Data section start

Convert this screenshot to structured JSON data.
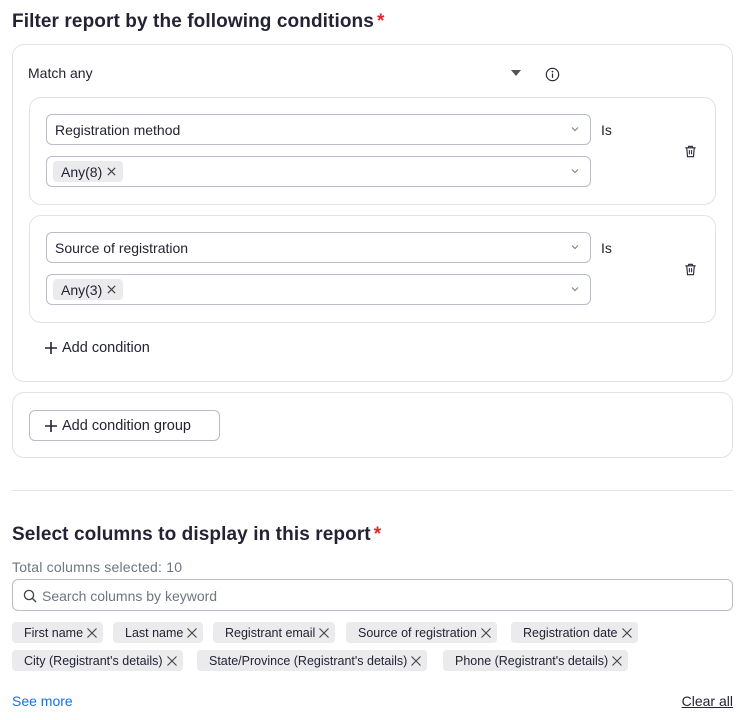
{
  "filter": {
    "title": "Filter report by the following conditions",
    "required_mark": "*",
    "match_label": "Match any",
    "conditions": [
      {
        "field": "Registration method",
        "operator": "Is",
        "value_chip": "Any(8)"
      },
      {
        "field": "Source of registration",
        "operator": "Is",
        "value_chip": "Any(3)"
      }
    ],
    "add_condition_label": "Add condition",
    "add_group_label": "Add condition group"
  },
  "columns": {
    "title": "Select columns to display in this report",
    "required_mark": "*",
    "total_selected": "Total columns selected: 10",
    "search_placeholder": "Search columns by keyword",
    "chips": [
      "First name",
      "Last name",
      "Registrant email",
      "Source of registration",
      "Registration date",
      "City (Registrant's details)",
      "State/Province (Registrant's details)",
      "Phone (Registrant's details)"
    ],
    "see_more": "See more",
    "clear_all": "Clear all"
  },
  "colors": {
    "required": "#e02828",
    "link": "#0e72ed",
    "chip_bg": "#ebebee",
    "border": "#dfe3e8"
  }
}
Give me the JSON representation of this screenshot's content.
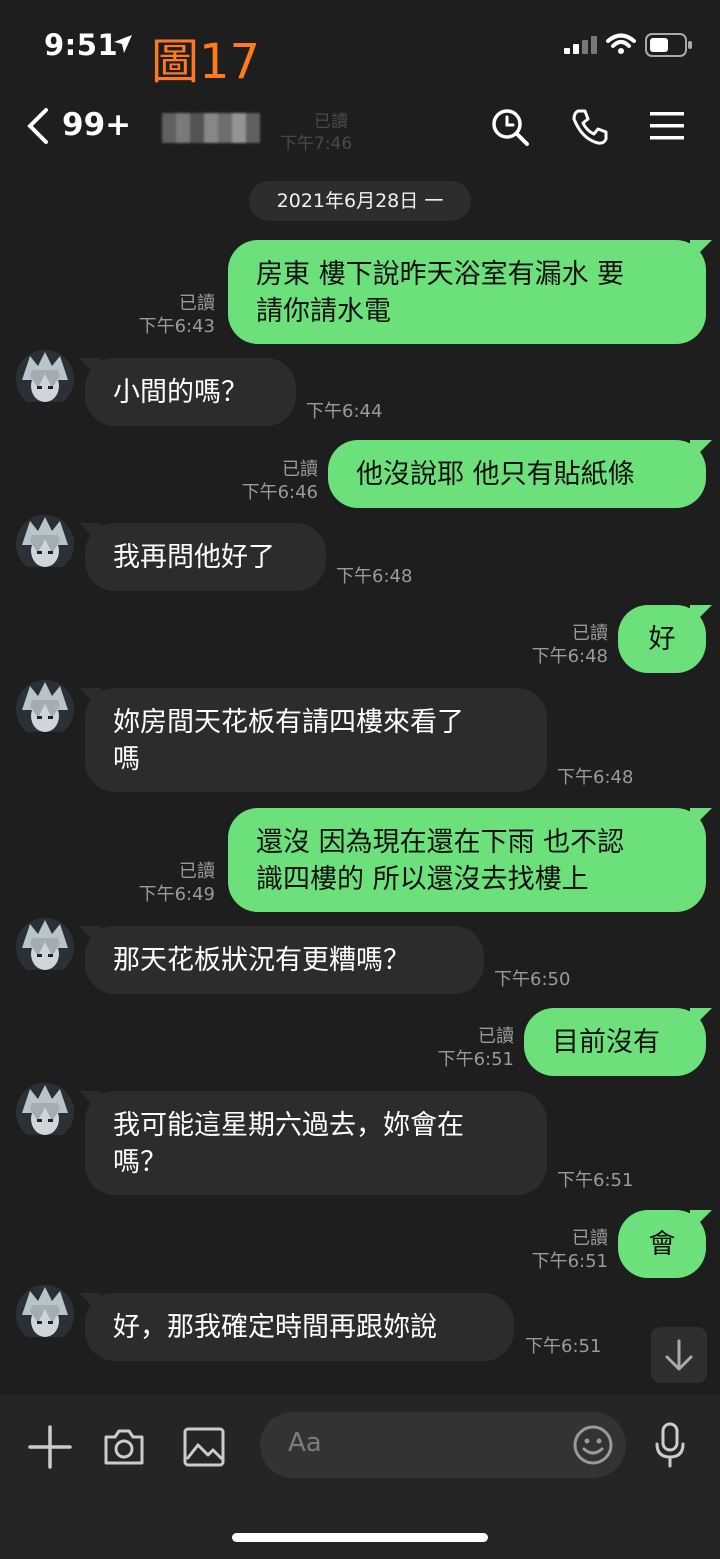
{
  "status_bar": {
    "time": "9:51",
    "figure_label": "圖17"
  },
  "header": {
    "unread_count": "99+",
    "ghost_read": "已讀",
    "ghost_time": "下午7:46"
  },
  "date_separator": "2021年6月28日 一",
  "messages": [
    {
      "side": "out",
      "text_lines": [
        "房東 樓下說昨天浴室有漏水 要",
        "請你請水電"
      ],
      "read": "已讀",
      "time": "下午6:43"
    },
    {
      "side": "in",
      "text_lines": [
        "小間的嗎？"
      ],
      "time": "下午6:44"
    },
    {
      "side": "out",
      "text_lines": [
        "他沒說耶 他只有貼紙條"
      ],
      "read": "已讀",
      "time": "下午6:46"
    },
    {
      "side": "in",
      "text_lines": [
        "我再問他好了"
      ],
      "time": "下午6:48"
    },
    {
      "side": "out",
      "text_lines": [
        "好"
      ],
      "read": "已讀",
      "time": "下午6:48"
    },
    {
      "side": "in",
      "text_lines": [
        "妳房間天花板有請四樓來看了",
        "嗎"
      ],
      "time": "下午6:48"
    },
    {
      "side": "out",
      "text_lines": [
        "還沒 因為現在還在下雨 也不認",
        "識四樓的 所以還沒去找樓上"
      ],
      "read": "已讀",
      "time": "下午6:49"
    },
    {
      "side": "in",
      "text_lines": [
        "那天花板狀況有更糟嗎？"
      ],
      "time": "下午6:50"
    },
    {
      "side": "out",
      "text_lines": [
        "目前沒有"
      ],
      "read": "已讀",
      "time": "下午6:51"
    },
    {
      "side": "in",
      "text_lines": [
        "我可能這星期六過去，妳會在",
        "嗎？"
      ],
      "time": "下午6:51"
    },
    {
      "side": "out",
      "text_lines": [
        "會"
      ],
      "read": "已讀",
      "time": "下午6:51"
    },
    {
      "side": "in",
      "text_lines": [
        "好，那我確定時間再跟妳說"
      ],
      "time": "下午6:51"
    }
  ],
  "input": {
    "placeholder": "Aa"
  },
  "colors": {
    "outgoing_bubble": "#6ce07a",
    "incoming_bubble": "#2c2c2c",
    "background": "#1e1e1e",
    "figure_label": "#ff7a1c"
  }
}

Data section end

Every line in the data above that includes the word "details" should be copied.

      "City (Registrant's details)",
      "State/Province (Registrant's details)",
      "Phone (Registrant's details)"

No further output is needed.